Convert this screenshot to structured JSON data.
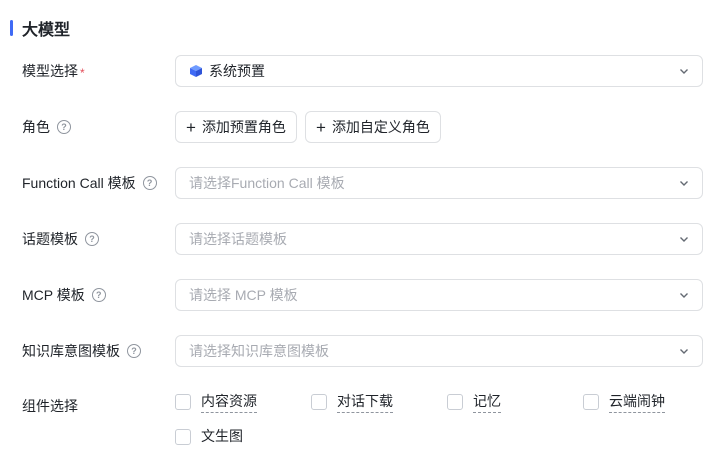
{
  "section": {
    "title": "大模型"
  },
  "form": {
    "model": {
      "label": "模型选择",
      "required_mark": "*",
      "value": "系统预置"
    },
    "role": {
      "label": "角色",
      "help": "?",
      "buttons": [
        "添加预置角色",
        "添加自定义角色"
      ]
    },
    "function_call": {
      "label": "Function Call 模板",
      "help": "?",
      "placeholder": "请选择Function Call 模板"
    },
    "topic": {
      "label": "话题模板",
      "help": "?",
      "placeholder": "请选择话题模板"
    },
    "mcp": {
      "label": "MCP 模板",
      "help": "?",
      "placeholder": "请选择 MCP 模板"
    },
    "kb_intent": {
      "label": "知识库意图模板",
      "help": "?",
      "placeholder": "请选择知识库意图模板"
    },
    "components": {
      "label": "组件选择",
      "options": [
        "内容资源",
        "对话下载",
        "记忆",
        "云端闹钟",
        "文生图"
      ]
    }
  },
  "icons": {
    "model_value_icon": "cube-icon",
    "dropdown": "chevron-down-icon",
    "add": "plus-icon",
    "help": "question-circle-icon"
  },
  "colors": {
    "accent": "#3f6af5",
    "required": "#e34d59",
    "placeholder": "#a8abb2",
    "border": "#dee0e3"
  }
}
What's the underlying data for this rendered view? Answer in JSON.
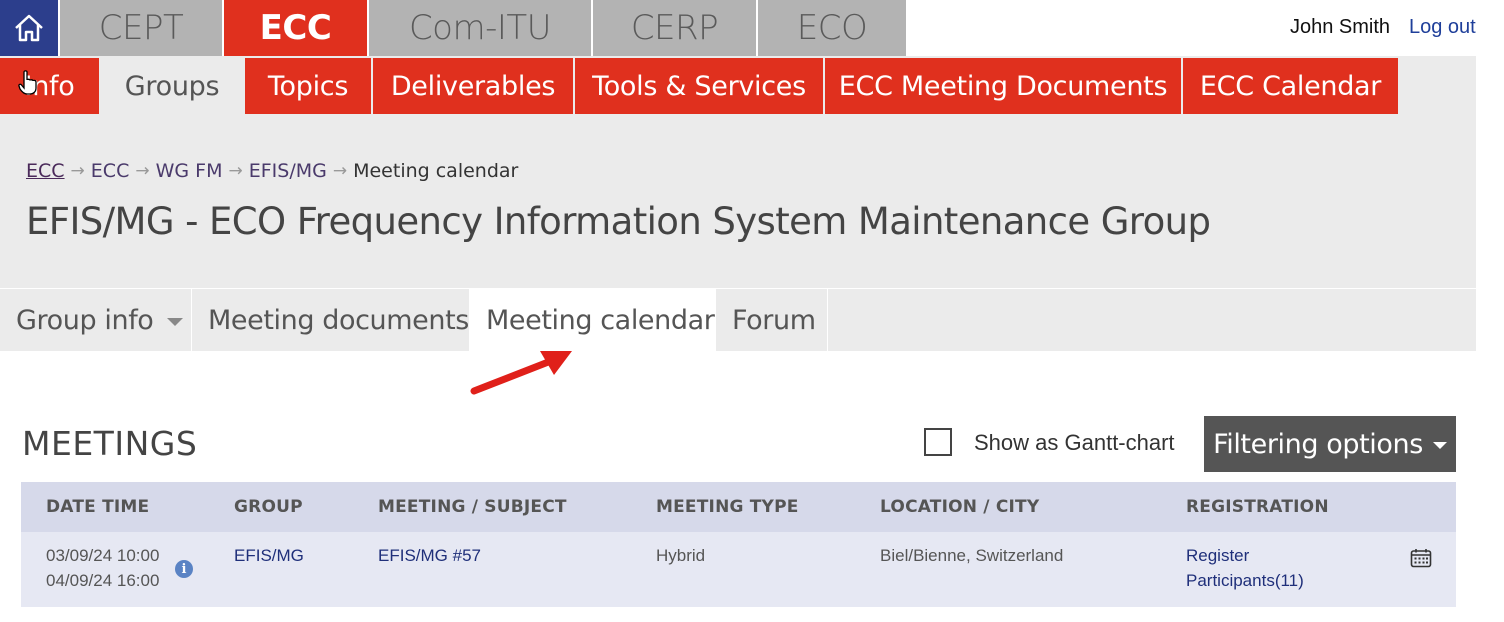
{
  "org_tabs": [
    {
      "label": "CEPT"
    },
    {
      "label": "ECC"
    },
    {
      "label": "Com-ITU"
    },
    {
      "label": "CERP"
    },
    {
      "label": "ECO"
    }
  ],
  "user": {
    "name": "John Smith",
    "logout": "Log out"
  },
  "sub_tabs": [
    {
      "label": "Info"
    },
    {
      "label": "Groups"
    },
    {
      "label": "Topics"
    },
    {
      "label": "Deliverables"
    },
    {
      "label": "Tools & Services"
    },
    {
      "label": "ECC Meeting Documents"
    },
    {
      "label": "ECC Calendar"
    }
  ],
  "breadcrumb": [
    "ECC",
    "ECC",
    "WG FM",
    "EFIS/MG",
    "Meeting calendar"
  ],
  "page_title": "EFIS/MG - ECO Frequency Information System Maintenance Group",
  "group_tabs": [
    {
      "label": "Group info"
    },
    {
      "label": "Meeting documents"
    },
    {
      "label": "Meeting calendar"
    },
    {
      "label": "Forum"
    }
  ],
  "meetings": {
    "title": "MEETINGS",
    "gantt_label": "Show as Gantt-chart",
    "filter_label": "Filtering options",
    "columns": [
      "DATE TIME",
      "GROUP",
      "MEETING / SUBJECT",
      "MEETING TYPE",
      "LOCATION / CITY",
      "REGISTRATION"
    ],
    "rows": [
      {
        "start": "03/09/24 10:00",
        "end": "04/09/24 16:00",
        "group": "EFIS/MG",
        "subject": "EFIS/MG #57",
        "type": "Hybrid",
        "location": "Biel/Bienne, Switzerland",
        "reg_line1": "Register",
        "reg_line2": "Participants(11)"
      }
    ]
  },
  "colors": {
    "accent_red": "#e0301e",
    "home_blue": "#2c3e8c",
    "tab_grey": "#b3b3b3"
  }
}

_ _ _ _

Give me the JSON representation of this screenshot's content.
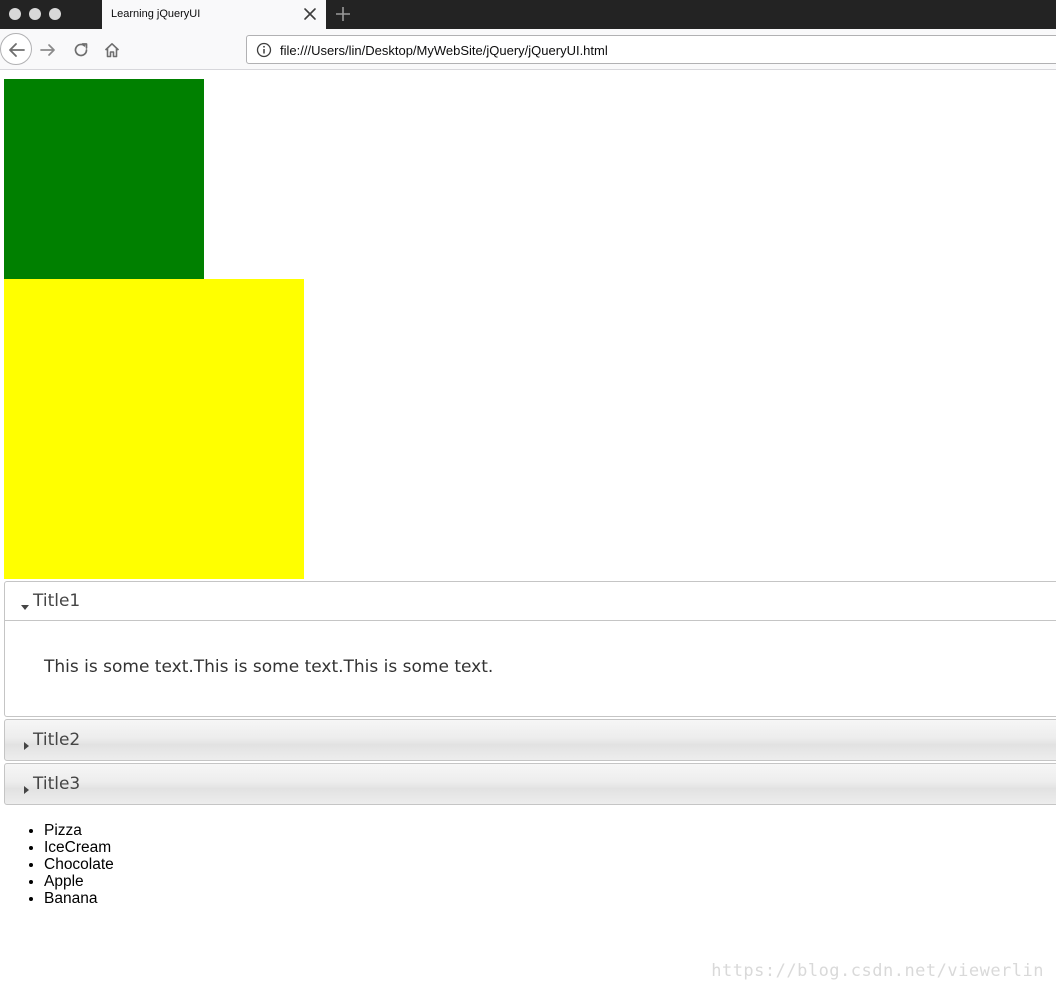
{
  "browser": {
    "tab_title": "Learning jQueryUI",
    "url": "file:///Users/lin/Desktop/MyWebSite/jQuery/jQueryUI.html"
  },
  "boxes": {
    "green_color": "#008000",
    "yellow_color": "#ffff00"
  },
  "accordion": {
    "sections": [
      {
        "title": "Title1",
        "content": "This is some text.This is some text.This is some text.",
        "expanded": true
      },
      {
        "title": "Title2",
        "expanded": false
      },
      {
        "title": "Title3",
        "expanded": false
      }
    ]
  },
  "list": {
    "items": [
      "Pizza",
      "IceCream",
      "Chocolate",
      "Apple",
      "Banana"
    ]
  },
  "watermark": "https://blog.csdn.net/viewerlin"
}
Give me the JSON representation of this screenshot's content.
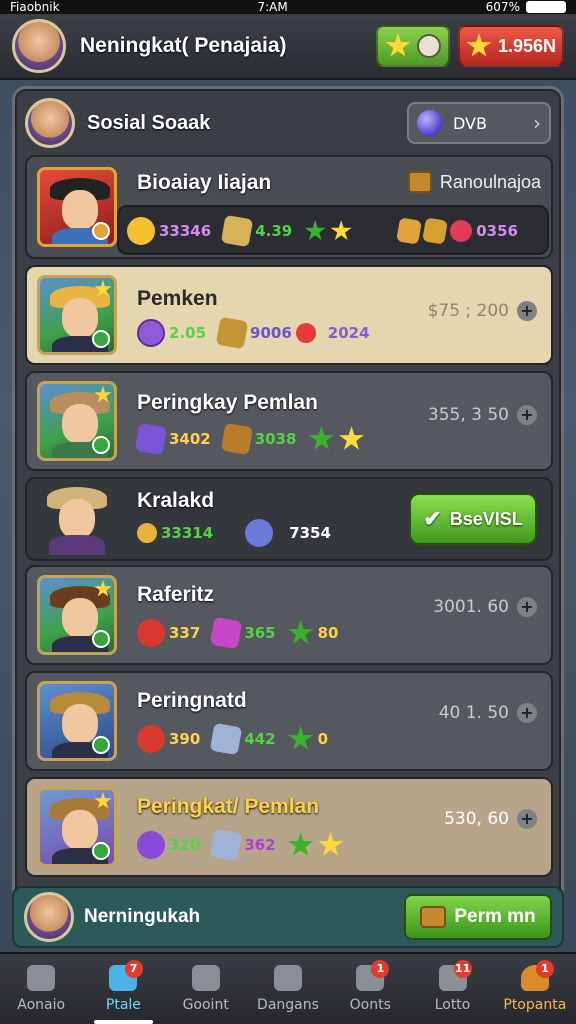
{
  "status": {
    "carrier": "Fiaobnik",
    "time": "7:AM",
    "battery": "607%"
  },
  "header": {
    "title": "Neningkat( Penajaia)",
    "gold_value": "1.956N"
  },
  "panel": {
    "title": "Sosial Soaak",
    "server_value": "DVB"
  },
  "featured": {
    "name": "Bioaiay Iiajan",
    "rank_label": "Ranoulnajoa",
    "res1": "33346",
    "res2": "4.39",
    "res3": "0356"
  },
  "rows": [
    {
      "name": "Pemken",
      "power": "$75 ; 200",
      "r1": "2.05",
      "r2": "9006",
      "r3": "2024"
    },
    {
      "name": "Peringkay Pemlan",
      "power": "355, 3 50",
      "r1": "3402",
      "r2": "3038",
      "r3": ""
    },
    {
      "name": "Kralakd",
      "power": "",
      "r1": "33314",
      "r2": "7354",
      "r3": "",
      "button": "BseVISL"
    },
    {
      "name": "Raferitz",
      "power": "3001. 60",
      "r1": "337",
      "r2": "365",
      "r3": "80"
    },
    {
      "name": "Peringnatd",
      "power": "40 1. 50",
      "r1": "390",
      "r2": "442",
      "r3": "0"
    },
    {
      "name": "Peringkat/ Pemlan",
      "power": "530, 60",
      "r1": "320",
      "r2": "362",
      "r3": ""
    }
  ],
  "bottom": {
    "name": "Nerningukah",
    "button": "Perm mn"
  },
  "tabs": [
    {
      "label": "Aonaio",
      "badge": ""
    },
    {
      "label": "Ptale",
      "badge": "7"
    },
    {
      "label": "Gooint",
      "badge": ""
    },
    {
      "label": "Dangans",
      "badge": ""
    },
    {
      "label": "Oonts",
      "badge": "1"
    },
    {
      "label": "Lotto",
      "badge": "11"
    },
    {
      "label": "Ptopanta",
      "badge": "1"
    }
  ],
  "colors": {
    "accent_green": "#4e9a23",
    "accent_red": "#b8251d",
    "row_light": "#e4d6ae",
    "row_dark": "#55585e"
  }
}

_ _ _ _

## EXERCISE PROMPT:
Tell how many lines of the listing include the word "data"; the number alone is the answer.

## WRITTEN SOLUTION:
2